  10. I will puruse active hobbies or recreational sports throughout my life – dancing, hiking, skiing, running outdoors, water skiing, and yoga are some activities I’ve already tried and truly enjoyed. I will always be open-minded towards trying something new.

With these rules in mind, I will build myself a healthier, happier lifestyle and facilitate my personal fulfillment.

Well, it’s mostly common sense stuff, but I think writing it out will help me commit to it. Next time I’m craving a slice of cake, I’ll tell myself, “wait until Friday” (that’s the day I’ve picked for dessert day – and no, not because today is Friday). Next time those fried dumplings look oh-so-delicious, I’ll remember my manifesto, walk on by, and get some vegetable noodle soup instead. Next time I’m eating something delicious at a restaurant, I’ll remember the manifesto, savor every bite, and when I’m full, take the rest to go. Dessert should be an occasion, not tacked on to the end of the meal just because.

I go forth to conquer China’s calories.

4 Comments leave one →
  1. Miranda Dong permalink
    September 26, 2010 12:34 pm

    Hey 乐瑞!How is Shanghai and everything? I see from your recently posts that you’re having a good time except this one! Yeah, tasty food always involve more calories. I’ve been experiencing the same problem since HBA. I feel tired everyday so I decided to treat myself with a lot of high-calory stuff,like malatang(the hot spicy sichuan food).I’m gaining five pounds.So count me in your manifesto!This is Dong laoshi btw.

  2. Mom permalink
    September 29, 2010 2:37 am

    Wow, I am really impressed by that manifesto. I know you well enough to know that you will stick to it. You can always come home, too, and I’ll make sure there is plenty of healthy food. Love you, baby!

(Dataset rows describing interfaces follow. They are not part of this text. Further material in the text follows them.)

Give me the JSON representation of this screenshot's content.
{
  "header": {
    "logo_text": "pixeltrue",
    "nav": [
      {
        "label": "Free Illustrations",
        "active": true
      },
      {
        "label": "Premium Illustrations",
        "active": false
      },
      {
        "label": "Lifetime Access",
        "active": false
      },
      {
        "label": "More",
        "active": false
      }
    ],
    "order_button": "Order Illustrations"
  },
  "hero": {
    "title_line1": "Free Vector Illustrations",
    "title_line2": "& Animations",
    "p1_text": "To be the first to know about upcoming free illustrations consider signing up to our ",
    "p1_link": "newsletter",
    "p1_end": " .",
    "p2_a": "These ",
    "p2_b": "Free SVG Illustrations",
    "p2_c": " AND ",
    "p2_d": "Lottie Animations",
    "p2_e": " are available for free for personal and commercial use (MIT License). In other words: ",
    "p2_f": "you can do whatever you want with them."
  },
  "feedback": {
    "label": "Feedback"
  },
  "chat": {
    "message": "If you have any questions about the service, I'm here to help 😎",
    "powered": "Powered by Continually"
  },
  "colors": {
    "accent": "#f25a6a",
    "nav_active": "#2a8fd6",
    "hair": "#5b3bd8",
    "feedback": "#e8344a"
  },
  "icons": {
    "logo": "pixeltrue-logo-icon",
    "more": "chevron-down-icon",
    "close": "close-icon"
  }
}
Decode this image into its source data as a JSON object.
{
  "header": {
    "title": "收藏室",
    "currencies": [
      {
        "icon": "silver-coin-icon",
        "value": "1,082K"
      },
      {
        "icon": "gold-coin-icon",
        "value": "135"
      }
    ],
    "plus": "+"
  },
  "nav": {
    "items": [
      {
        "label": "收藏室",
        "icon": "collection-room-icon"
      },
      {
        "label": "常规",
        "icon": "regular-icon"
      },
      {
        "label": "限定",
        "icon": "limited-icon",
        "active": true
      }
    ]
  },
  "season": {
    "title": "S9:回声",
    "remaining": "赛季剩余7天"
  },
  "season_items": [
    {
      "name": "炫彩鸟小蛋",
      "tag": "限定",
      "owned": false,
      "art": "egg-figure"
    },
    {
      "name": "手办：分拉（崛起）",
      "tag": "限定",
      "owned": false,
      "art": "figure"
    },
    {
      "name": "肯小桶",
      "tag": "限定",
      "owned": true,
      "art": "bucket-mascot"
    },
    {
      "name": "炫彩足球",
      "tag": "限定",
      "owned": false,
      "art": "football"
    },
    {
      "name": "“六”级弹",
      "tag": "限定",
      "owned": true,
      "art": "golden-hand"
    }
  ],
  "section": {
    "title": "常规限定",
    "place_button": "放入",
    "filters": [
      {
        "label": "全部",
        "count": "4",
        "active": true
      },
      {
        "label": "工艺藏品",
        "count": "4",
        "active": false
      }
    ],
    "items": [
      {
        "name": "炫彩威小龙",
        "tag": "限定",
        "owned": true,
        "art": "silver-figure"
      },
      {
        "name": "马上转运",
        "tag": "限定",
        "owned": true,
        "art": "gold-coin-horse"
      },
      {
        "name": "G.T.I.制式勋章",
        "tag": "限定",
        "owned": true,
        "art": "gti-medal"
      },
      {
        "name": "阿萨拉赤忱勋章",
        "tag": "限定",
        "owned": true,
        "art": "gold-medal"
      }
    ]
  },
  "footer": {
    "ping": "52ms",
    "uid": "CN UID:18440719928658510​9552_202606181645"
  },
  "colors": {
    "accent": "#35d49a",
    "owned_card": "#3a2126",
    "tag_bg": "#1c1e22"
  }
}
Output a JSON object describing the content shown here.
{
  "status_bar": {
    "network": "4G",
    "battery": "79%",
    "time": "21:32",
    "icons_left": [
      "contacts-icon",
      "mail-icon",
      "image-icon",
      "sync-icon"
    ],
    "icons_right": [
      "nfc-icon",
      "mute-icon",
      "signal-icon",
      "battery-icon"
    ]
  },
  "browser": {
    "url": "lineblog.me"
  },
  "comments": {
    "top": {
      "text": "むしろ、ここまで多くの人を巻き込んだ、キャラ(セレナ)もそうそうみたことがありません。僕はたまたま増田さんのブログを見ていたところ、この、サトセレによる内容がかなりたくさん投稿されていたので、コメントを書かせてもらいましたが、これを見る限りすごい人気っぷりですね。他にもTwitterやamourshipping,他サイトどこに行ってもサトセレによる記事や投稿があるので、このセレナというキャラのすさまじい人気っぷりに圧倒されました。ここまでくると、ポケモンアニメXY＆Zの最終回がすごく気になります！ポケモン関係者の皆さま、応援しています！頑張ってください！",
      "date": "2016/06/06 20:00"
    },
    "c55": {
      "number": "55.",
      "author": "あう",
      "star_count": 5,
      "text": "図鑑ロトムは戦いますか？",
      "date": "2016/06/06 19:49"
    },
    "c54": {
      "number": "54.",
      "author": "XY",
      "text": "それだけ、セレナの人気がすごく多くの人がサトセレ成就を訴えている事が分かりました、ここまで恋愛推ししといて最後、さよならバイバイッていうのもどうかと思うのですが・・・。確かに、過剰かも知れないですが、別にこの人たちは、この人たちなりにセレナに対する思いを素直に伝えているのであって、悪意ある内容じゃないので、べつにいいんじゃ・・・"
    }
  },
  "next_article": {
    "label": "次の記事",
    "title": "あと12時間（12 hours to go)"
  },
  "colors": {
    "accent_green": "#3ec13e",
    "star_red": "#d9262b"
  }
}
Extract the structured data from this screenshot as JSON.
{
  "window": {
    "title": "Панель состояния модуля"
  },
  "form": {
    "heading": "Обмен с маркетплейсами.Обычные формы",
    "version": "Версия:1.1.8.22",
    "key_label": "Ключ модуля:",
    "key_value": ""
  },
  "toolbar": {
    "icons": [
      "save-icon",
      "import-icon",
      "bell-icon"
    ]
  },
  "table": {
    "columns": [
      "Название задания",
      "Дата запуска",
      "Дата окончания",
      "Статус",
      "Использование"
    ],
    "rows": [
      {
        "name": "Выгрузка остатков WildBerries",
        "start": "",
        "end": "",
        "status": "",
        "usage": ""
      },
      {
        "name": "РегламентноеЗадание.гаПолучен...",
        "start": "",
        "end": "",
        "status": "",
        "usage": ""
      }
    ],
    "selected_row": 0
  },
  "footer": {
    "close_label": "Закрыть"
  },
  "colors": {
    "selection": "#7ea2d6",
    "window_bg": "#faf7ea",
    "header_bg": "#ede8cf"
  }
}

  3. Becky permalink
    November 15, 2010 3:56 am

    I’m on the same regime! I completely agree with the self worth comment. It can really affect you, even if you aren’t clinically overweight. I’m in preparation for my trip home to Thanksgiving and must take every action to lose the excess weight I have gained since August (where it came from, I con’t quite say!). Minus the 6-day workout rule, I say we are in unison. Have you kept up with it?

    • November 23, 2010 3:23 pm

      Hey Becky! Good to hear from you. Yes, I’ve kept up with most of the things in my manifesto, minus the 6 days a week gym. It’s a bit unrealistic, I’ve realized. I think 4 days a week is much more realistic goal – that I’ve actually been able to do, minus this week because I’m home! Although, I should really be keeping it up at home, too… the plane flights and constant activity have gotten in the way. Glad to hear you’re working on staying healthy too!

Leave a Reply

Fill in your details below or click an icon to log in: Logo

You are commenting using your account. Log Out /  Change )

Google+ photo

You are commenting using your Google+ account. Log Out /  Change )

Twitter picture

You are commenting using your Twitter account. Log Out /  Change )

Facebook photo

You are commenting using your Facebook account. Log Out /  Change )


Connecting to %s

%d bloggers like this: